Even as Cowen notes that “before its collapse, Lehman had a capitalization of about $60 billion, compared with the $143 billion capitalization of JPMorgan Chase [in early February 2012],” he goes on to characterize breaking up the biggest banks as penalizing size rather than failure. In doing so, he is conflating a regulation with the market mechanism. Whereas the latter is supposed to penalize failure, there is nothing wrong with a regulation limiting size, as it is often correlated with market (and political) power at the expense of competition (and democracy). Moreover, limiting size is not to penalize it. As Cowen himself admits, “banks are usually wealthier, nimbler and smarter than their regulators, at least when it comes to finding loopholes in the regulations or making their moves more opaque.” Limiting the power of bankers by limiting their respective bank’s assets makes perfect sense in protecting the regulators from being unduly pressured from their regulatees.

Furthermore, Cowen conflates bailing out a big bank with bailing out its parts after a spin-off as if a small bank failing were somehow as damaging as a big one going down. He argues that “if the resulting parts of a divided bank cannot turn a profit, the split-up may prompt the very bailout it was trying to avoid.” This is not true, as “the very bailout” to be avoided pertains to that of the big bank rather than any of its parts.

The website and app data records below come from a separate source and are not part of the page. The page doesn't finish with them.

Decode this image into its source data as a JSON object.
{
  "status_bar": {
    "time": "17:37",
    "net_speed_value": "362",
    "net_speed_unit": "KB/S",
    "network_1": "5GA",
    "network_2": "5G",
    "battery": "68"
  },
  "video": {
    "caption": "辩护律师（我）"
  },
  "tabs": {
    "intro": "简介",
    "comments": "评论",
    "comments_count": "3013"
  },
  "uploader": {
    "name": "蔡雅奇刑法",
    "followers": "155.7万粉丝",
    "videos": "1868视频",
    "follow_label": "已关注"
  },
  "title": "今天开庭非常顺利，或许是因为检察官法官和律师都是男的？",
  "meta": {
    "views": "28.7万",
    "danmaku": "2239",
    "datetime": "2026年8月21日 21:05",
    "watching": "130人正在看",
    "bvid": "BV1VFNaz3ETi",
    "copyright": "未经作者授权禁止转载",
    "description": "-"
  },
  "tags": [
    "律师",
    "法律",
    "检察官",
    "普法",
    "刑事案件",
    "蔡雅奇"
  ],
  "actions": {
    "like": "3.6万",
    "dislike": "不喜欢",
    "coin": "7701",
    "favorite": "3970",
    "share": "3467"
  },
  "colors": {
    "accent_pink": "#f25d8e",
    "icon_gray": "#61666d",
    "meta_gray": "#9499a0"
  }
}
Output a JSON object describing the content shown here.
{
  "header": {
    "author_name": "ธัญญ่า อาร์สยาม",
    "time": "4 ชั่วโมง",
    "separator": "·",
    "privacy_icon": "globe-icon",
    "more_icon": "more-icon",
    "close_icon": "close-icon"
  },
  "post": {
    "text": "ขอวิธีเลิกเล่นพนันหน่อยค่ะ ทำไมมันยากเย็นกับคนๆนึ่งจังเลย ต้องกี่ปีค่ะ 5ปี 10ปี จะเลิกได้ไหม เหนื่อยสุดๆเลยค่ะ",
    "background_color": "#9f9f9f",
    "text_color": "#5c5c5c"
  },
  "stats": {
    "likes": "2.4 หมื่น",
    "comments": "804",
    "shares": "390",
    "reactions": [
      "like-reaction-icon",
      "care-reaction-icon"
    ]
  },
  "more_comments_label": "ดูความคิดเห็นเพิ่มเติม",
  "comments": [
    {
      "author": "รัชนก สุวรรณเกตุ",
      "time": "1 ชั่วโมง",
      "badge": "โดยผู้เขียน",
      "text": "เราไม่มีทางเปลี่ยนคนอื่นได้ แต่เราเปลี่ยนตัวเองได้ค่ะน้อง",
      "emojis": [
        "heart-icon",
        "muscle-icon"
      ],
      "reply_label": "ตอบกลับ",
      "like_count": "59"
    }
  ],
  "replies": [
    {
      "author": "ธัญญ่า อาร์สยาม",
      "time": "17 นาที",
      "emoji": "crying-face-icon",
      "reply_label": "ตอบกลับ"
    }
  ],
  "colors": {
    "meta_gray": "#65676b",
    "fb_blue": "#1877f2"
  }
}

Cowen also assumes that the smaller banks would necessarily be bumping their heads against the maximum size allowed. He argues that “the incentives for the new, smaller banks would be unhealthy. Those banks could make mistakes or take on bad risks without being punished very much in terms of capitalization or revenue, because of their legally capped size. Even if they made big mistakes, these banks would probably be pushing on the frontier of maximum allowed growth.” In other words, he assumes that a limit on size would somehow eclipse any remaining market mechanism. Perhaps he is assuming an overly astringent limit, such as 50 employees. There is a lot of room for limits below a $143 billion capitalization without eviscerating the market mechanism.

In fact, Adam Smith would doubtless maintain that a market with smaller competitors functions better in terms of competition “rewarding” good performance and “penalizing” incompetence. It is as if we are so used to corporate capitalism that we assume that Adam Smith’s version cannot work. I would argue that Smith’s version is actually superior with regard to the market mechanism. Because that mechanism can “freeze up” rather than price-adjust for added risk, we should not rely exclusively even Smith’s competitive market. Given the downsides of the market mechanism itself, limiting the size (and thus power) of the participants is certainly justified. It is not “penalizing size.” I do not believe that Cowen has a firm grasp on either the market mechanism or the nature of government regulation.

Source:
Tyler Cowen, “Break Up the Banks? Here’s an Alternative,” The New York Times, February 11, 2012. http://www.nytimes.com/2012/02/12/business/making-shareholders-liable-for-big-banks-economic-view.html?scp=1&sq=%2520%25E2%2580%259CBreak%2520Up%2520the%2520Banks?%2520Here%25E2%2580%2599s%2520an%2520Alternative%25E2%2580%259D&st=Search